_Requirement_. What is the number of lines in the material below that include the word "혼자하는"? Write that number and nothing more.

_Raw data_.
-------------------------

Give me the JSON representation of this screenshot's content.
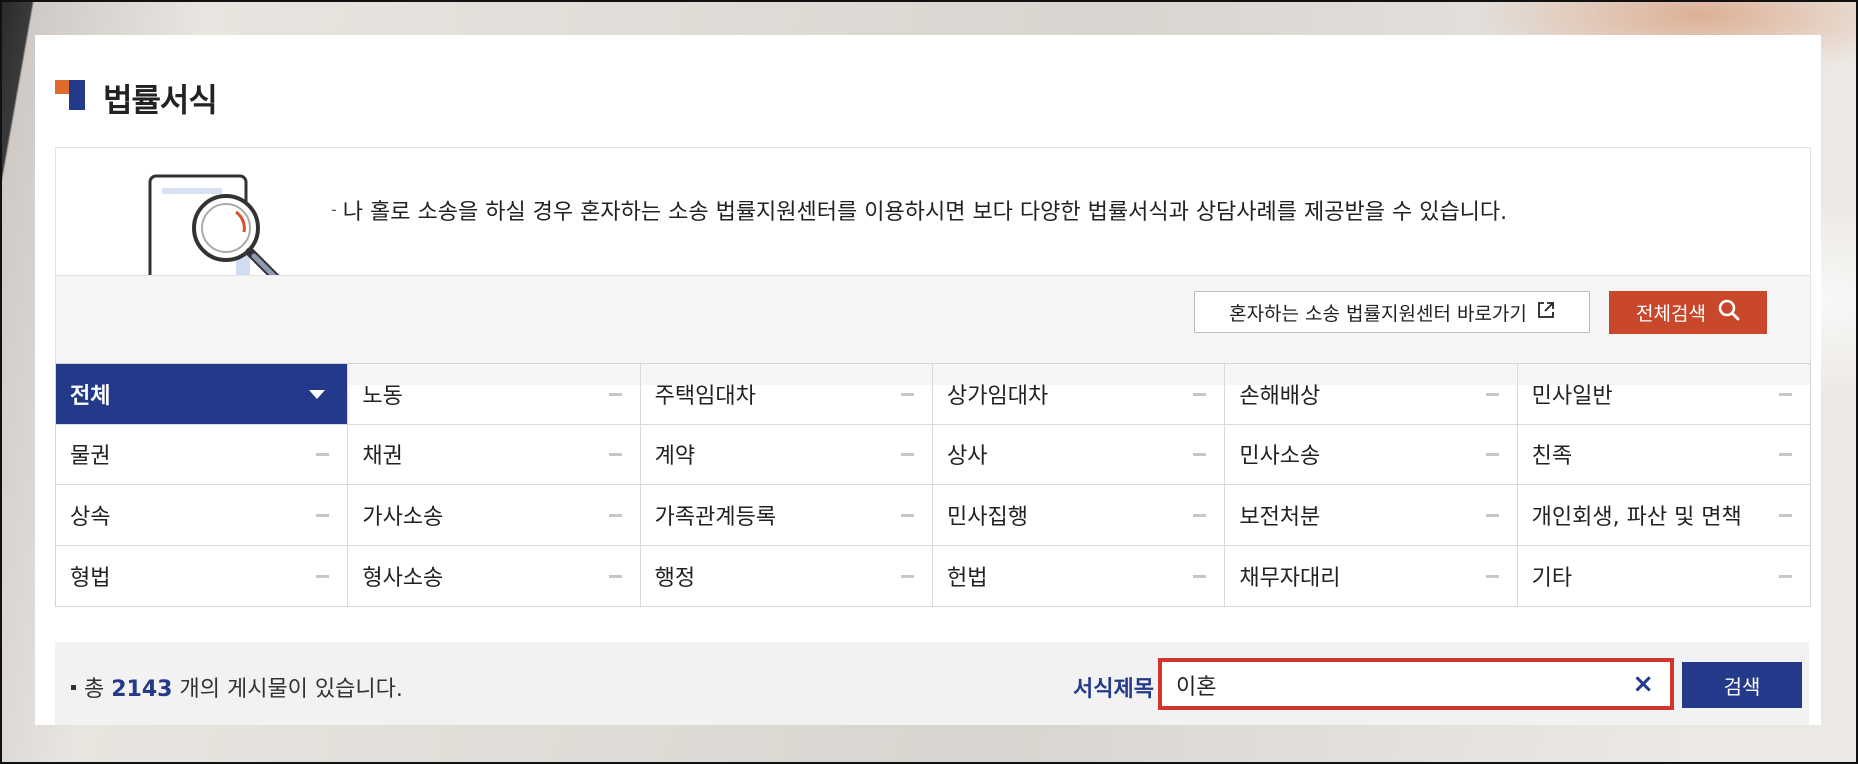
{
  "page": {
    "title": "법률서식"
  },
  "intro": {
    "text": "나 홀로 소송을 하실 경우 혼자하는 소송 법률지원센터를 이용하시면 보다 다양한 법률서식과 상담사례를 제공받을 수 있습니다.",
    "link_label": "혼자하는 소송 법률지원센터 바로가기",
    "search_all_label": "전체검색"
  },
  "categories": [
    {
      "label": "전체",
      "active": true
    },
    {
      "label": "노동"
    },
    {
      "label": "주택임대차"
    },
    {
      "label": "상가임대차"
    },
    {
      "label": "손해배상"
    },
    {
      "label": "민사일반"
    },
    {
      "label": "물권"
    },
    {
      "label": "채권"
    },
    {
      "label": "계약"
    },
    {
      "label": "상사"
    },
    {
      "label": "민사소송"
    },
    {
      "label": "친족"
    },
    {
      "label": "상속"
    },
    {
      "label": "가사소송"
    },
    {
      "label": "가족관계등록"
    },
    {
      "label": "민사집행"
    },
    {
      "label": "보전처분"
    },
    {
      "label": "개인회생, 파산 및 면책"
    },
    {
      "label": "형법"
    },
    {
      "label": "형사소송"
    },
    {
      "label": "행정"
    },
    {
      "label": "헌법"
    },
    {
      "label": "채무자대리"
    },
    {
      "label": "기타"
    }
  ],
  "search": {
    "count_prefix": "총",
    "count": "2143",
    "count_suffix": "개의 게시물이 있습니다.",
    "field_label": "서식제목",
    "input_value": "이혼",
    "clear_symbol": "×",
    "submit_label": "검색"
  },
  "colors": {
    "primary": "#233a8a",
    "accent": "#c9472a",
    "highlight_border": "#d0362d"
  }
}
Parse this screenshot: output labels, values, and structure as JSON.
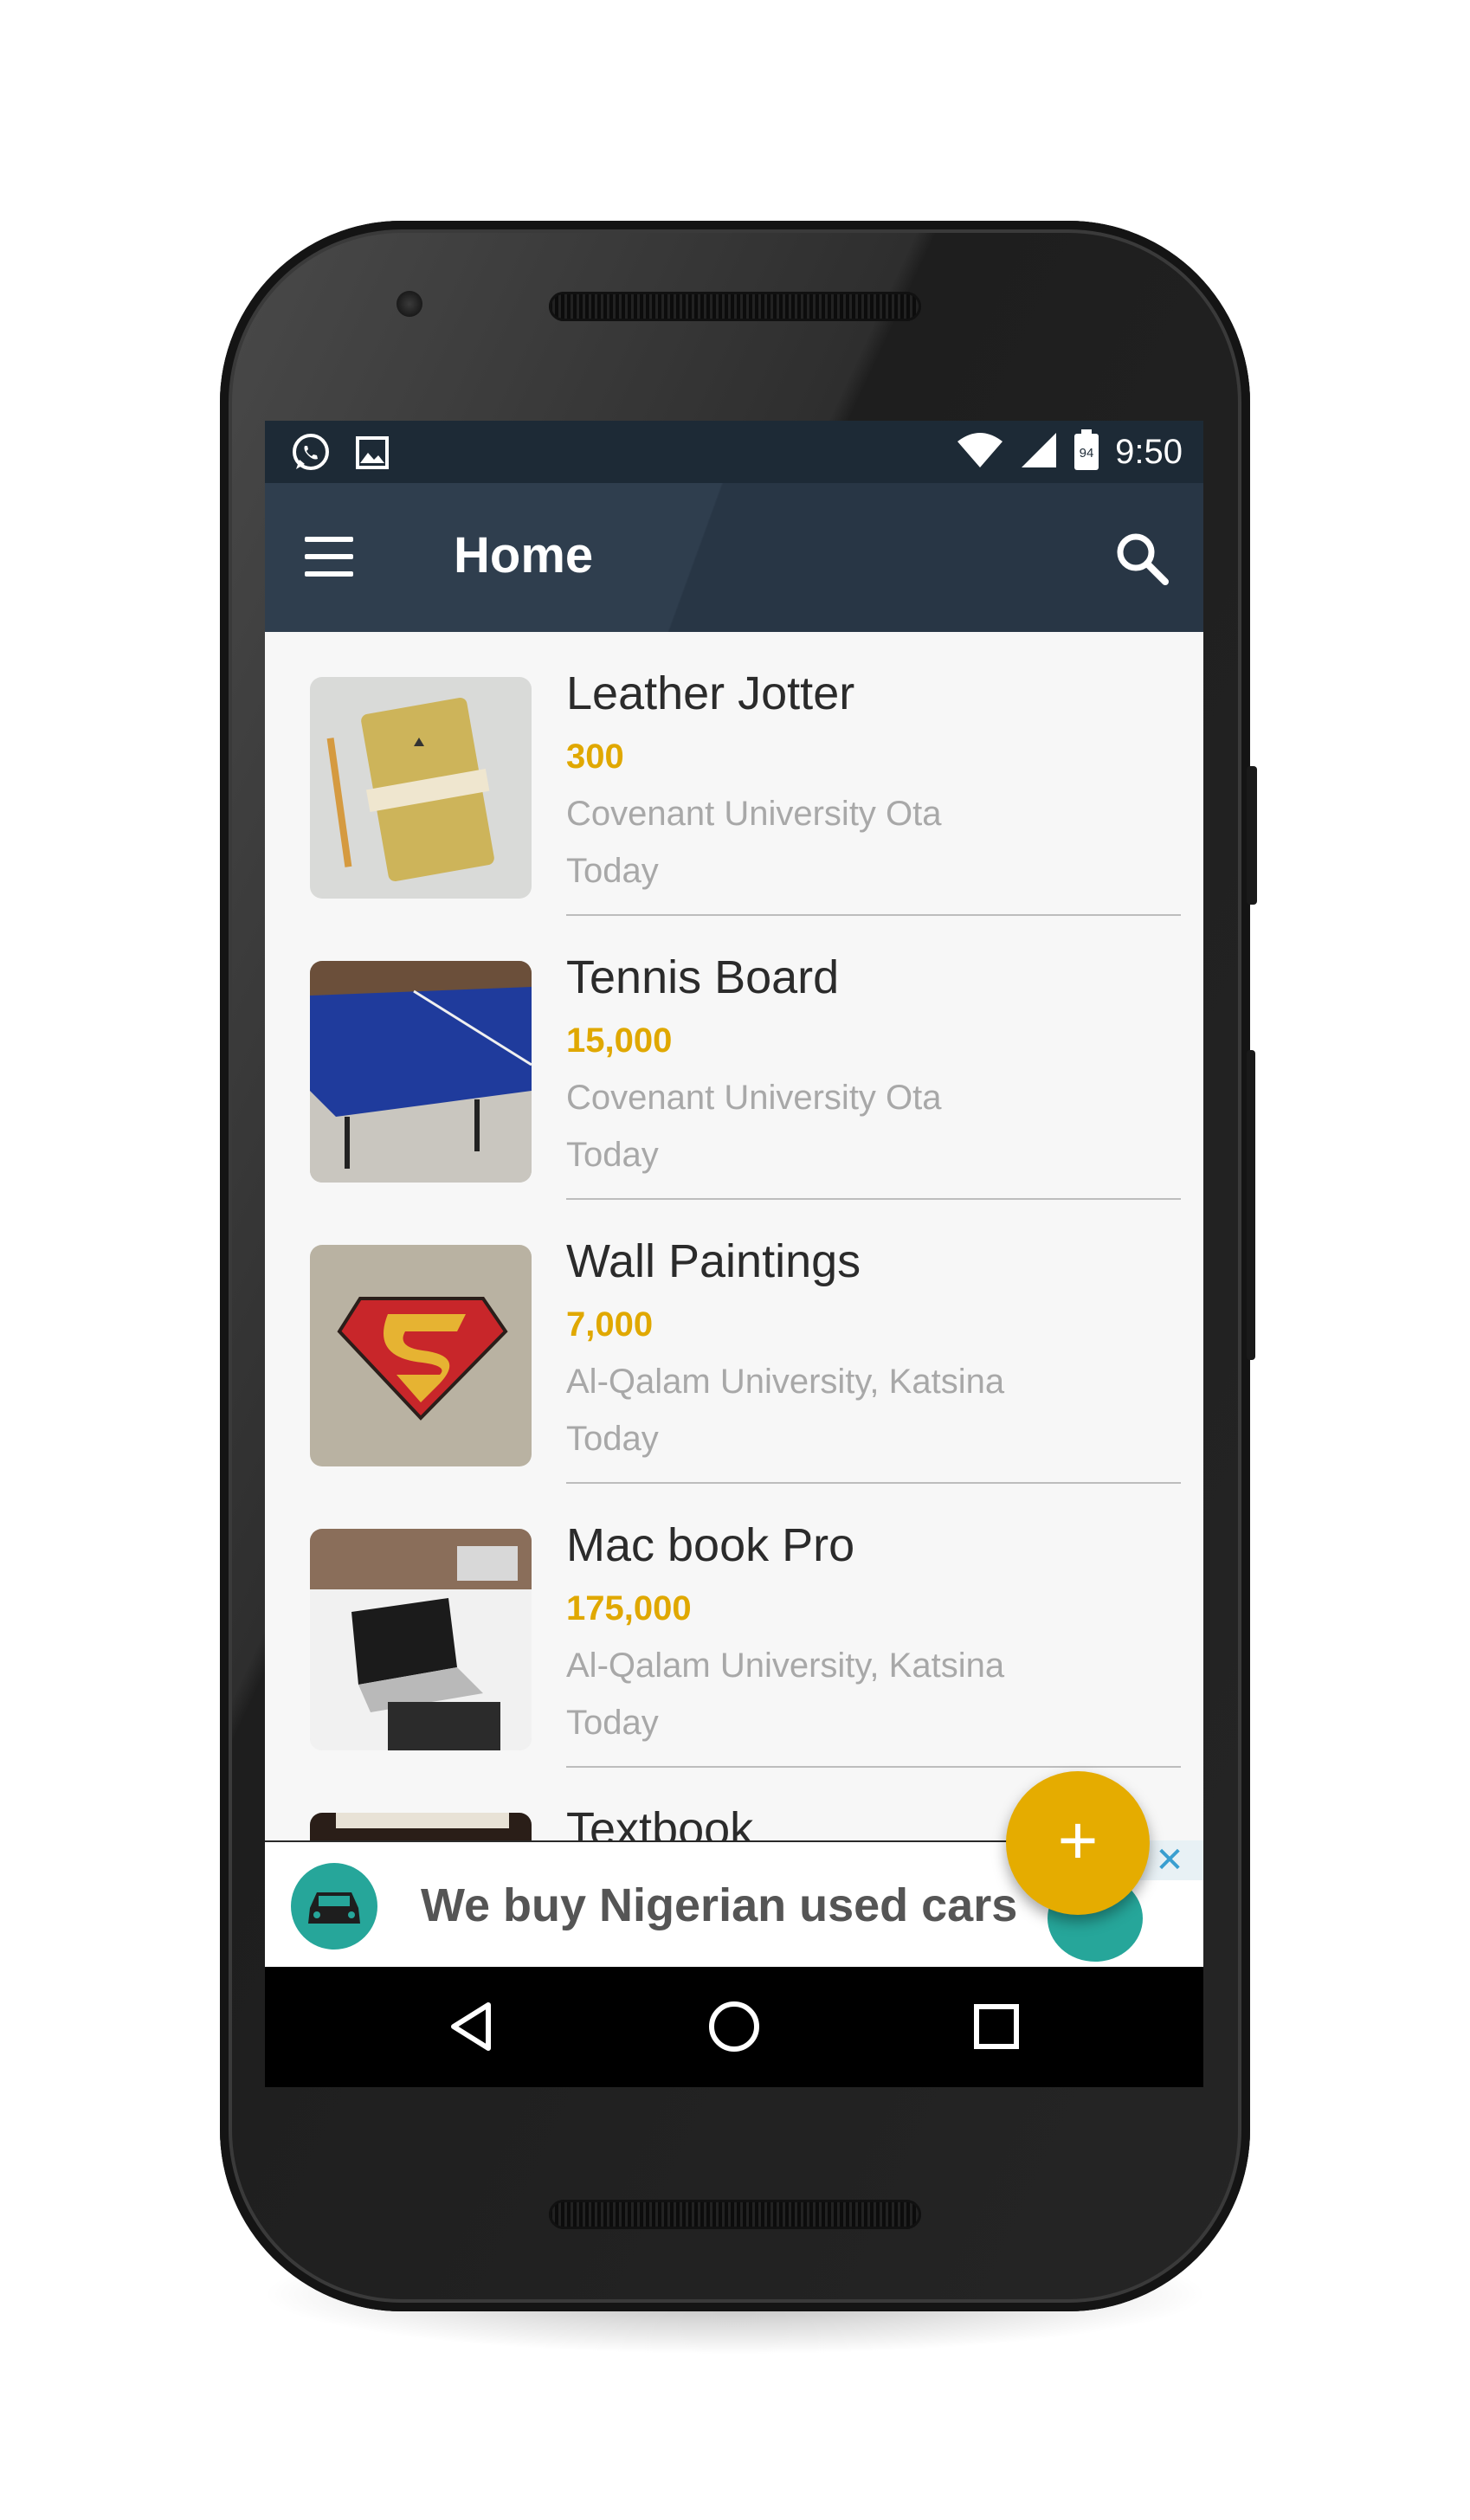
{
  "status_bar": {
    "time": "9:50",
    "battery_level": "94"
  },
  "app_bar": {
    "title": "Home"
  },
  "listings": [
    {
      "title": "Leather Jotter",
      "price": "300",
      "location": "Covenant University Ota",
      "date": "Today",
      "image": "notebook"
    },
    {
      "title": "Tennis Board",
      "price": "15,000",
      "location": "Covenant University Ota",
      "date": "Today",
      "image": "ping-pong-table"
    },
    {
      "title": "Wall Paintings",
      "price": "7,000",
      "location": "Al-Qalam University, Katsina",
      "date": "Today",
      "image": "superman-logo"
    },
    {
      "title": "Mac book Pro",
      "price": "175,000",
      "location": "Al-Qalam University, Katsina",
      "date": "Today",
      "image": "laptop-desk"
    },
    {
      "title": "Textbook",
      "image": "textbook"
    }
  ],
  "ad": {
    "text": "We buy Nigerian used cars"
  },
  "fab": {
    "label": "+"
  },
  "colors": {
    "app_bar": "#2f3e4e",
    "status_bar": "#1d2a36",
    "price": "#e0a800",
    "fab": "#e5ac00",
    "ad_accent": "#26a69a"
  }
}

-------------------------

_Exercise answer_. 2